▶ **Record set**

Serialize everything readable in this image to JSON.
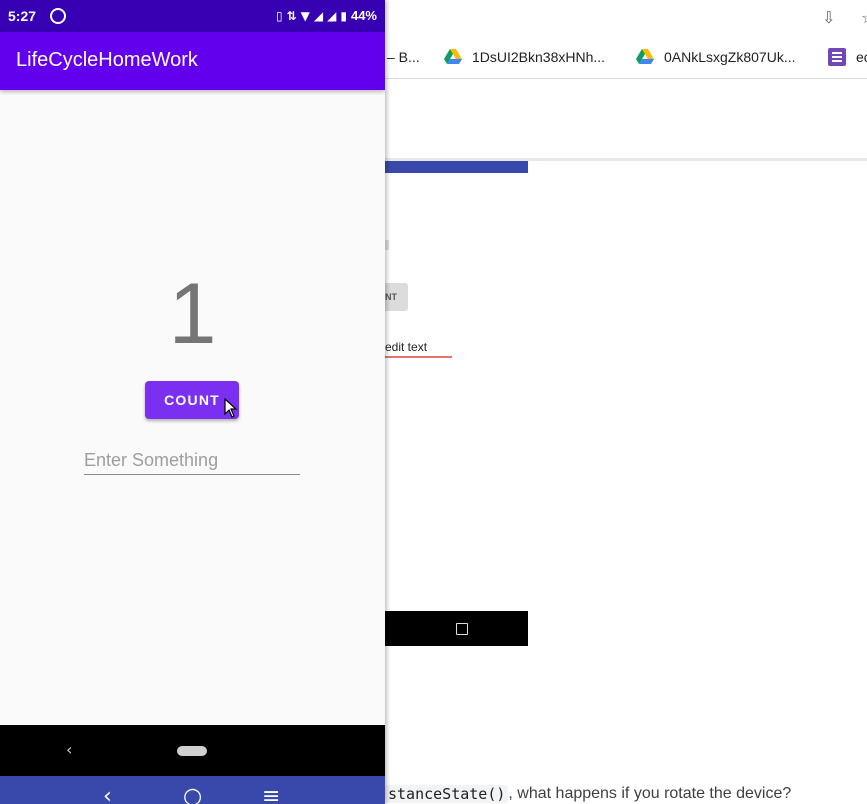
{
  "browser": {
    "bookmarks": [
      {
        "label": "– B..."
      },
      {
        "label": "1DsUI2Bkn38xHNh..."
      },
      {
        "label": "0ANkLsxgZk807Uk..."
      },
      {
        "label": "ec"
      }
    ],
    "faded": {
      "count_button": "NT",
      "edit_text": "edit text"
    },
    "bottom_code": "stanceState()",
    "bottom_text": ", what happens if you rotate the device?"
  },
  "status_bar": {
    "time": "5:27",
    "battery": "44%"
  },
  "app": {
    "title": "LifeCycleHomeWork",
    "counter_value": "1",
    "count_button_label": "COUNT",
    "input_placeholder": "Enter Something",
    "input_value": ""
  },
  "colors": {
    "status_bar": "#3700b3",
    "app_bar": "#6200ee",
    "button": "#7b2ff0",
    "host_taskbar": "#3949ab"
  }
}
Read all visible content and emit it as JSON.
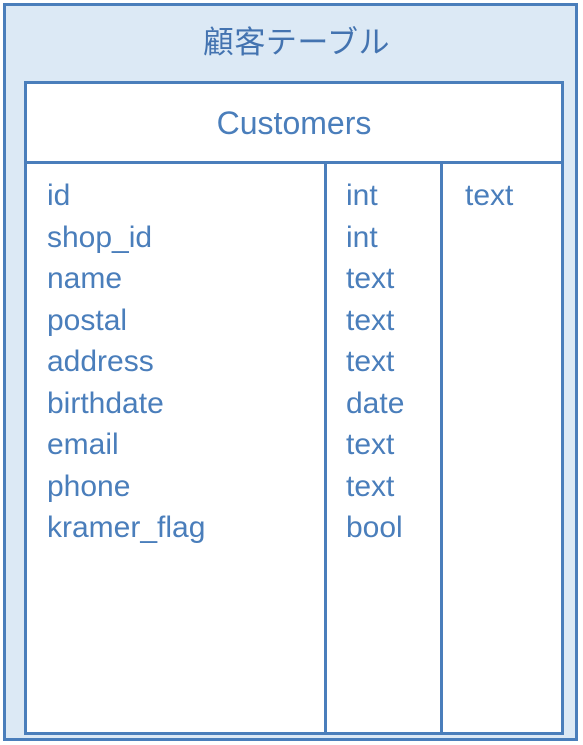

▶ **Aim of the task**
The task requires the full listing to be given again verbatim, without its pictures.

▶ **Response**
Serialize everything readable in this image to JSON.
{
  "browser": {
    "bookmarks": [
      {
        "label": "– B..."
      },
      {
        "label": "1DsUI2Bkn38xHNh..."
      },
      {
        "label": "0ANkLsxgZk807Uk..."
      },
      {
        "label": "ec"
      }
    ],
    "faded": {
      "count_button": "NT",
      "edit_text": "edit text"
    },
    "bottom_code": "stanceState()",
    "bottom_text": ", what happens if you rotate the device?"
  },
  "status_bar": {
    "time": "5:27",
    "battery": "44%"
  },
  "app": {
    "title": "LifeCycleHomeWork",
    "counter_value": "1",
    "count_button_label": "COUNT",
    "input_placeholder": "Enter Something",
    "input_value": ""
  },
  "colors": {
    "status_bar": "#3700b3",
    "app_bar": "#6200ee",
    "button": "#7b2ff0",
    "host_taskbar": "#3949ab"
  }
}
Read all visible content and emit it as JSON.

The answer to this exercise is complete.